Frankly, with as many images as you are combining, you won't see much difference with most of the different methods.
But what method one should use depends on a lot of factors.
If you have done things right (and you have), you have lots of images to use. I think I see 24 images in one set, and 25 in another set. (Why is it that you don't just consider it 49 total images?)
With that many images, I would be using a sigma combined in IP. (Assuming you have sufficient exposure, and with 8 minutes at ISO you should have.) Sigma combined runs a statistical analysis of all the values for that pixel in the array, and then rejects all the values that are not within a given standard deviation of the mean, while combining the rest. That means that all values are considered, and the center is weighted.
Median combine instead uses only the median value. One value out of the twenty four possible values. Now, with twenty four exposures, this has got to be pretty close to a true middle of the pack. However, let's say you only had three exposures, and two of them had a hot pixel, or a satellite going through, or a cloud passing by-- your "median" would not be truly representative.

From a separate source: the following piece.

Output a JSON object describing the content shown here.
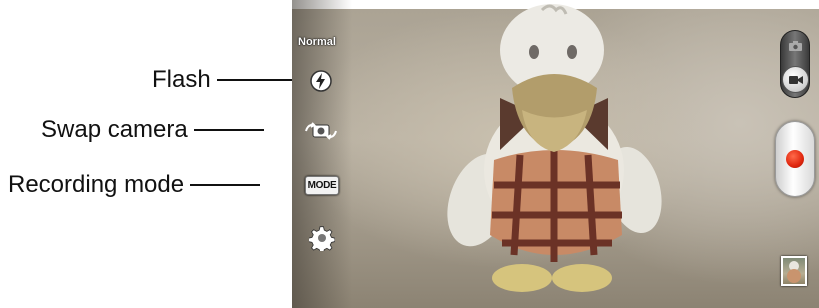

A simple average combine would overcome some of these problems, but let's say you had three exposures, and one of them was bad. That one bad value would have one third the data you used. It would be averaged out, but still have lots of effect on the end result. Again, if you have twenty four exposures, it is not that big a deal, since the bad pixel value would represent only one twenty fourth of the data.
In short, You should always try to have at least eight exposures, and then use a sigma combined.
If you have fewer, you can try one of the other methods. If it is particularly dim, you can either straight add (and not divide by the number of exposures) or try the funny add (adaptive add???--I cannot remember the name) where you change the divisor after you add.
However, at 24, you reach the point of diminishing returns.
Your mileage may vary.
Pretty picture, though.